The National Credit Union Administration is proposing to vastly expand its power in a proposed rule governing credit union bank purchases by including Federally Insured, State-Chartered Credit Unions (FISCUs) in the rule, the National Association of State Credit Union Supervisors charged this week.
State regulators have the primary responsibility for supervising FISCUs, Brian Knight, NASCUS executive vice president and general counsel said in commenting on the NCUA’s proposed rule. FISCUs are state financial institutions and normally would be governed by state rules and laws.
“However, with the advent of this rulemaking, NCUA takes distressingly large strides down a path that appropriates for itself powers and authorities that properly reside with the states,” Knight wrote.
In January, the NCUA issued a proposed rule governing bank purchases by credit unions.

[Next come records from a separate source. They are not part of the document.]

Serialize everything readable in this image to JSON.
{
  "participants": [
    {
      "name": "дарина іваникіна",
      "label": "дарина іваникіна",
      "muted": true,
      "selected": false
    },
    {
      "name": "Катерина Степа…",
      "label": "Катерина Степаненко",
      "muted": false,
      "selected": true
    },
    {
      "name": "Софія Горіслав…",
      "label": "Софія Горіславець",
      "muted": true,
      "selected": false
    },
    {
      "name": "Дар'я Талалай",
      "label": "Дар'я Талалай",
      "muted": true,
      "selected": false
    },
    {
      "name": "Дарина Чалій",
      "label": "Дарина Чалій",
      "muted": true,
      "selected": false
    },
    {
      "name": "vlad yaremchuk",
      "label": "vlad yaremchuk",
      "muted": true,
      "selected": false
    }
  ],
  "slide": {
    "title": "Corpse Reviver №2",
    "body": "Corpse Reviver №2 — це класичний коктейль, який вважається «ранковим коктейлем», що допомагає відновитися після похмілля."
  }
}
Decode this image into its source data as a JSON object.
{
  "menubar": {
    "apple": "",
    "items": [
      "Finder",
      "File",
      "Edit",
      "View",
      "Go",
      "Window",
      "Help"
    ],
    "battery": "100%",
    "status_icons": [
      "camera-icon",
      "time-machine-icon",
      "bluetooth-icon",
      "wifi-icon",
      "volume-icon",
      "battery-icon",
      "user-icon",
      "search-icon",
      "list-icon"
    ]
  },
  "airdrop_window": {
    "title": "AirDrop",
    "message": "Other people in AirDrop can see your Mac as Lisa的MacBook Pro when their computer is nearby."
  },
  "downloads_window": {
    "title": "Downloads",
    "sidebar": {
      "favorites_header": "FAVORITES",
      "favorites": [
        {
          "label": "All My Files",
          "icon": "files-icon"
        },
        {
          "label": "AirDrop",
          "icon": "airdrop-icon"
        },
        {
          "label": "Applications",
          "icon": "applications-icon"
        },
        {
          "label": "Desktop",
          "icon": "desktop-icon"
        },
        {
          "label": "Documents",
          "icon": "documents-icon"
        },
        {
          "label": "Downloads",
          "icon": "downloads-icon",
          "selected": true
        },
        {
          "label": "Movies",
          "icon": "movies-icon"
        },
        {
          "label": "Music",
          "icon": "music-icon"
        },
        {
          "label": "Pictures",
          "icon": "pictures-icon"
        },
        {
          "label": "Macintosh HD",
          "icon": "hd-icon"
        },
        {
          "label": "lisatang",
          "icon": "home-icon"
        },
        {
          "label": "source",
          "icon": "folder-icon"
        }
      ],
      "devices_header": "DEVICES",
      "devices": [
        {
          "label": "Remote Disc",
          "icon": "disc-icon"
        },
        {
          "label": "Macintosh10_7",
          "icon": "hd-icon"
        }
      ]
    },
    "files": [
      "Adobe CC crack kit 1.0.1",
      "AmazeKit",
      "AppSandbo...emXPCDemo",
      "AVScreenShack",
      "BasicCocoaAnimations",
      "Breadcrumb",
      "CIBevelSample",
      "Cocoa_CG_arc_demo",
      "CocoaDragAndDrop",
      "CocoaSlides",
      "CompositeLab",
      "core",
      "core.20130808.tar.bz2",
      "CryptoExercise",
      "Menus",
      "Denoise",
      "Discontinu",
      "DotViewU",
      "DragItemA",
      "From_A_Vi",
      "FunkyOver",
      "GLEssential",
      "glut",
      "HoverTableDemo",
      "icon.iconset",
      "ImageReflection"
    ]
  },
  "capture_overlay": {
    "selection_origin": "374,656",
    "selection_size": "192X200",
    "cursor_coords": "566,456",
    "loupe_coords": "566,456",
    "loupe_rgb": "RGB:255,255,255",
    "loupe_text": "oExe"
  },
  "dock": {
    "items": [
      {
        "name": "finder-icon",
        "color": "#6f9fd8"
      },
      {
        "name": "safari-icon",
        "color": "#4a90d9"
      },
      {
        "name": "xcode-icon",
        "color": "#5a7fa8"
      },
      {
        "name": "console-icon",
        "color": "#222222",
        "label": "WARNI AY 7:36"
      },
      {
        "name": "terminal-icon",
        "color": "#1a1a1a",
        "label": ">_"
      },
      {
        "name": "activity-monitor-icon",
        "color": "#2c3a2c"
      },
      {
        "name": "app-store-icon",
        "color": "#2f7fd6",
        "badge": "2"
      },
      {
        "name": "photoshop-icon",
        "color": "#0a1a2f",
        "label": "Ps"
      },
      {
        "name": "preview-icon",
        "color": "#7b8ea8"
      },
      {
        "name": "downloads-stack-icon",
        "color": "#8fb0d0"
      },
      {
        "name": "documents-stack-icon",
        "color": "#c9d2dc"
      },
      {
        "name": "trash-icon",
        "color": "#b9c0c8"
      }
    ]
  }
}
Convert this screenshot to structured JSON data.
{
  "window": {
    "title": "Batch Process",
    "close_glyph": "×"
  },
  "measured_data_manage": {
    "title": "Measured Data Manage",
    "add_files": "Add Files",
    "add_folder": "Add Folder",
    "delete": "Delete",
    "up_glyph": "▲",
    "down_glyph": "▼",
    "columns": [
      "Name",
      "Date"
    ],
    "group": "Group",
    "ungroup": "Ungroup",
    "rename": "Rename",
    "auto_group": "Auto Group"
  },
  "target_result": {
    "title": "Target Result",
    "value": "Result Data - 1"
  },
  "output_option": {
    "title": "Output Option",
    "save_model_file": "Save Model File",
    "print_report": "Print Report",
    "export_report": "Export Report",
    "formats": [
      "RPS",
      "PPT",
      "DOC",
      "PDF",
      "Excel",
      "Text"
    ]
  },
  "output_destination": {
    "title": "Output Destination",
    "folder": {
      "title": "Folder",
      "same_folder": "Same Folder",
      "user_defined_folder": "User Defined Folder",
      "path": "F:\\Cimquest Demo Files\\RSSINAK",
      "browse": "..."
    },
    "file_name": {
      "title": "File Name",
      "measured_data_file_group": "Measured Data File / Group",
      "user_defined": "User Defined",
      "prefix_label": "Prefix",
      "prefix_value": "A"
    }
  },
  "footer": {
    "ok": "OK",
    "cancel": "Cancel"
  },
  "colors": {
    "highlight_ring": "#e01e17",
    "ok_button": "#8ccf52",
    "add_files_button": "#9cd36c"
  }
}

At the time, agency officials said that the proposal simply clarified existing rules.
The purchase of banks by credit unions has garnered a great deal of attention in the financial community, particularly among banks, who contend that the deals allow tax-exempt credit unions to vastly increase their business, at the expense of their obligation to serve people of modest means.
NASCUS said that an overwhelming majority of the purchases have involved credit unions that are FISCUs. Between 2012 and 2018, 18 of the 20 credit unions that purchased banks were FISCUs. “Presuming the trend continues in comparable fashion, NCUA’s rule would have a disproportionate impact on FISCUs and the state system,” Knight wrote.
“The proposed rule fails to adequately distinguish between state and federal charters, ignores the practical business need for expeditious supervisory and regulatory approvals, has the potential to weaken board governance, and is in parts overly vague,” he continued. “Most troubling is the extent to which the proposed rule would usurp state authority by reaching far beyond a reasonable safety and soundness nexus,” he added.
Knight said that NCUA is trying to assert its authority to supplant state rules, adding that would be a bad idea since state agencies are the primary prudential regulator for FISCUs. For transactions involving such credit unions, the NCUA should concentrate on evaluating the safety and soundness of the institutions, he wrote.